bioenergy carbon capture Articles

  • Carbon capture could be costly and risky

    There’s bad news for those who think that carbon dioxide can be removed from the atmosphere and stored deep in the Earth’s rocks. Even if carbon capture is possible, sequestration in the rocks is fraught because the gas can find multiple ways to escape, according to a report by a team from Penn State University, US, in the International Journal of Greenhouse Gas Control. Back in the ...


    By Climate News Network

  • Why carbon capture and storage is vital, has no friends but must be backed

    James Smith, Chair of the Carbon Trust, sets out why we need to learn to love CCS - before it's too late In front of the Public Liaison Committee in Parliament last week the Prime Minister laid out the importance of carbon capture and storage to the setting of a 2030 carbon target and in helping resolve the current debate on how much gas in the UK it is safe to burn.  Just a month ...


    By Carbon Trust

  • Golden opportunities in the golden state

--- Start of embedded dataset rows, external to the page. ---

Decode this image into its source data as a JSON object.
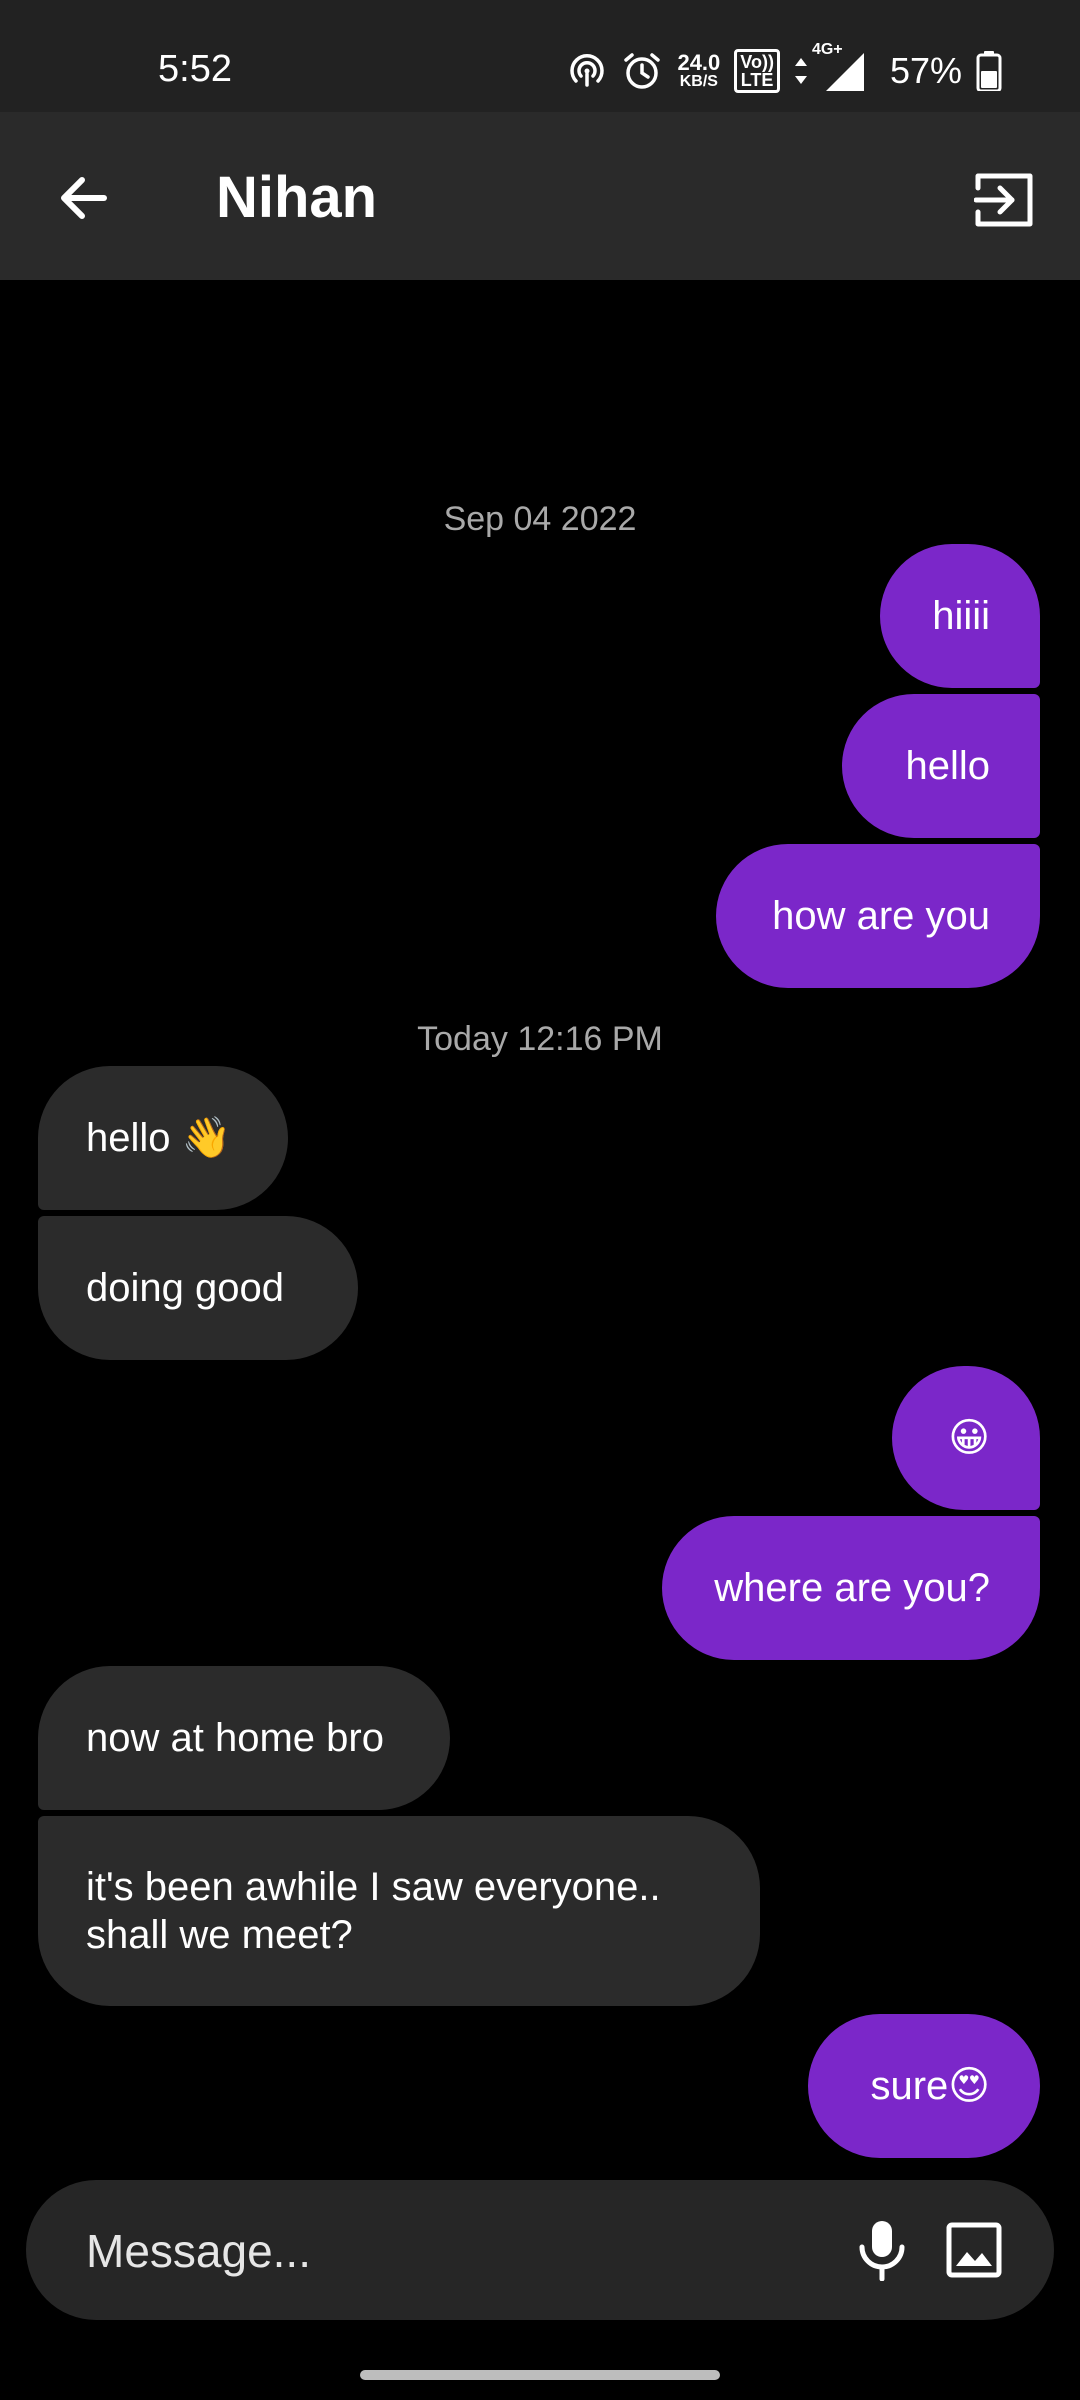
{
  "status_bar": {
    "time": "5:52",
    "net_speed_value": "24.0",
    "net_speed_unit": "KB/S",
    "volte_top": "Vo))",
    "volte_bottom": "LTE",
    "network_type": "4G+",
    "battery_percent": "57%",
    "icons": [
      "hotspot-icon",
      "alarm-icon",
      "volte-icon",
      "data-arrows-icon",
      "signal-icon",
      "battery-icon"
    ]
  },
  "header": {
    "contact_name": "Nihan",
    "back_icon": "arrow-left-icon",
    "exit_icon": "exit-icon"
  },
  "conversation": {
    "date_separators": [
      "Sep 04 2022",
      "Today 12:16 PM"
    ],
    "messages": [
      {
        "direction": "outgoing",
        "text": "hiiii"
      },
      {
        "direction": "outgoing",
        "text": "hello"
      },
      {
        "direction": "outgoing",
        "text": "how are you"
      },
      {
        "direction": "incoming",
        "text": "hello 👋"
      },
      {
        "direction": "incoming",
        "text": "doing good"
      },
      {
        "direction": "outgoing",
        "text": "😀"
      },
      {
        "direction": "outgoing",
        "text": "where are you?"
      },
      {
        "direction": "incoming",
        "text": "now at home bro"
      },
      {
        "direction": "incoming",
        "text": "it's been awhile I saw everyone..\nshall we meet?"
      },
      {
        "direction": "outgoing",
        "text": "sure😍"
      }
    ]
  },
  "composer": {
    "placeholder": "Message...",
    "mic_icon": "microphone-icon",
    "image_icon": "image-icon"
  },
  "colors": {
    "background": "#000000",
    "header_background": "#2a2a2a",
    "outgoing_bubble": "#7b27c9",
    "incoming_bubble": "#2b2b2b",
    "date_text": "#a9a9a9",
    "composer_background": "#262626"
  }
}
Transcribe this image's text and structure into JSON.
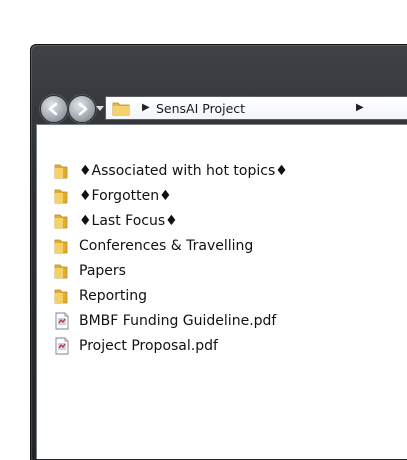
{
  "window": {
    "address_bar": {
      "path_label": "SensAI Project"
    }
  },
  "items": [
    {
      "label": "♦Associated with hot topics♦",
      "type": "folder"
    },
    {
      "label": "♦Forgotten♦",
      "type": "folder"
    },
    {
      "label": "♦Last Focus♦",
      "type": "folder"
    },
    {
      "label": "Conferences & Travelling",
      "type": "folder"
    },
    {
      "label": "Papers",
      "type": "folder"
    },
    {
      "label": "Reporting",
      "type": "folder"
    },
    {
      "label": "BMBF Funding Guideline.pdf",
      "type": "pdf"
    },
    {
      "label": "Project Proposal.pdf",
      "type": "pdf"
    }
  ],
  "icons": {
    "back": "back-arrow-icon",
    "forward": "forward-arrow-icon",
    "folder": "folder-icon",
    "pdf": "pdf-file-icon"
  },
  "colors": {
    "folder": "#f2c44a",
    "frame": "#2b2d30"
  }
}
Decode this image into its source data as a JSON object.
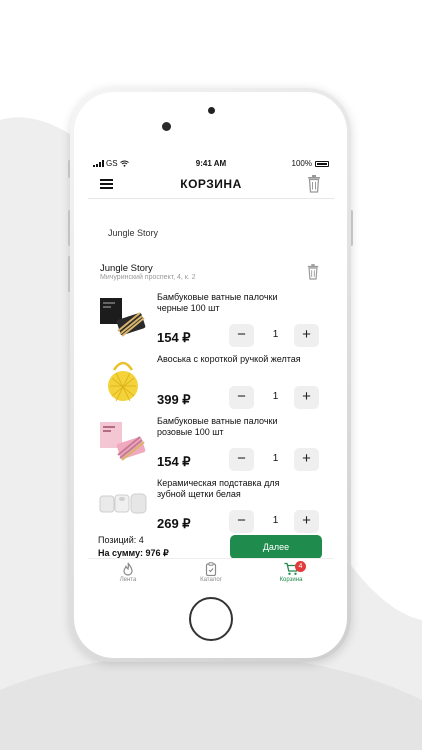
{
  "status_bar": {
    "carrier": "GS",
    "time": "9:41 AM",
    "battery": "100%"
  },
  "header": {
    "title": "КОРЗИНА"
  },
  "store_label": "Jungle Story",
  "shop": {
    "name": "Jungle Story",
    "address": "Мичуринский проспект, 4, к. 2"
  },
  "items": [
    {
      "name": "Бамбуковые ватные палочки черные 100 шт",
      "price": "154 ₽",
      "qty": "1"
    },
    {
      "name": "Авоська с короткой ручкой желтая",
      "price": "399 ₽",
      "qty": "1"
    },
    {
      "name": "Бамбуковые ватные палочки розовые 100 шт",
      "price": "154 ₽",
      "qty": "1"
    },
    {
      "name": "Керамическая подставка для зубной щетки белая",
      "price": "269 ₽",
      "qty": "1"
    }
  ],
  "controls": {
    "minus": "−",
    "plus": "+"
  },
  "summary": {
    "positions": "Позиций: 4",
    "total": "На сумму: 976 ₽"
  },
  "next_button": "Далее",
  "tabs": {
    "feed": "Лента",
    "catalog": "Каталог",
    "cart": "Корзина",
    "cart_badge": "4"
  },
  "colors": {
    "accent": "#1f8b4c",
    "badge": "#e23b3b"
  }
}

    California can be a tough place to do business, but a number of new policies are in place to make it easier to develop bioenergy projects. In 2012, the state adopted a new Bioenergy Action Plan and passed several laws to promote electricity and biogas production from organic waste. With pending legislation on organics diversion and new incentives for bioenergy, California is poised for explosive ...


    By BioCycle Magazine

  • CO2 removal can lower costs of climate protection

    “Carbon dioxide removal from the atmosphere allows to separate emissions control from the time and location of the actual emissions. This flexibility can be important for climate protection,” says lead-author Elmar Kriegler. “You don’t have to prevent emissions in every factory or truck, but could for instance plant grasses that suck CO2out of the air to grow – and ...

  • The hidden risk of negative emissions technologies

    Strategies for removing carbon from the atmosphere all have down sides. The biggest? Their ability to lull us into complacency. The best way to keep your floor dry is to avoid spilling a bucket of water onto the floor, rather than to deliberately tip the bucket and then develop technologies to dry the floor. The same is true of greenhouse gases: We need to prevent their ...


    By Ensia

  • Delaying substantial emission reductions limits climate policy choices

    If fast and substantial reduction in greenhouse gas emissions is postponed further, there are fewer options available to stay below the 2 °C warming target for the end of the century. Delayed action is likely to require measures that remove CO2 from the atmosphere by planting forests and using bioenergy in combination with carbon capture and storage. The latter technique ...

  • UK energy – time to face some hard truths

    How can the UK meet its future energy needs? Tom Delay, CEO of the Carbon Trust, looks at how we can solve the problem with our energy future. The future of nuclear power in the UK looks well and truly stuck. The whole episode illustrates how high the stakes are at present for our energy future. Last month the new nuclear plant at Hinckley C was granted planning permission but we ...


    By Carbon Trust

  • British Columbia releases Climate Action Plan and a blueprint for change

    The government of British Columbia has released details on its Climate Action Plan that will take BC three quarters of the way to the stated goal of reducing greenhouse gas emissions by 33% by 2020. BC Premier Gordon Campbell calls it the most aggressive environmental plan in North America. Based on the breadth and depth of issues covered in the Plan, he may be right.'The plan outlines a roadmap ...


    By GLOBE SERIES

  • Not there yet! Emissions reduction pledges fall short of 2 degree centigrade goal

    According to an analysis published (PDF) by the Grantham Research Institute on Climate Change and the Environment. there is a gap between current ambitions and the actions that need to be taken to limit a rise in global average temperature to no more than 2°C ...


    By GLOBE SERIES

  • Turning waste into power

    Economic, social and environmental factors dictate the necessity to manage waste to a new level. Wastewater plants, landfills, farms and food plants are all the owners of biomass that can be digested to produce biogas and turned into power. Biogas can be burned directly in boilers for heat recovery and used for manufacturing, heating or cooling; this is the simplest method of direct biogas ...


    By Hurll Nu-Way

  • Landfill Gas Use Trends In The United States

    MOST PEOPLE think of landfills as a necessary evil at best, but our current primary method of waste management generates a by-product with significant energy value - landfill gas (LFG). Collection and control of LFG results in significant reductions in greenhouse gas (GHG) emissions. With the greater focus on climate change, a burgeoning market for GHG emission offsets is emerging and landfills ...


    By BioCycle Magazine

  • G8 Gleneagles 2005: Climate change, clean energy and sustainable development

    Untitled Document The doubling of ...


  • Digester Developers Target Mixed Organic Waste Streams

     emerging group of commercial companies see a viable business opportunity in North America around building, owning and operating larger scale anaerobic digestion (AD) facilities to process mixed organic waste streams. In some instances, the projects being proposed and constructed only include anaerobic digester operations. In others, there is a combination of digestion with back-end ...


    By BioCycle Magazine

Need help finding the right suppliers? Try XPRT Sourcing. Let the XPRTs do the work for you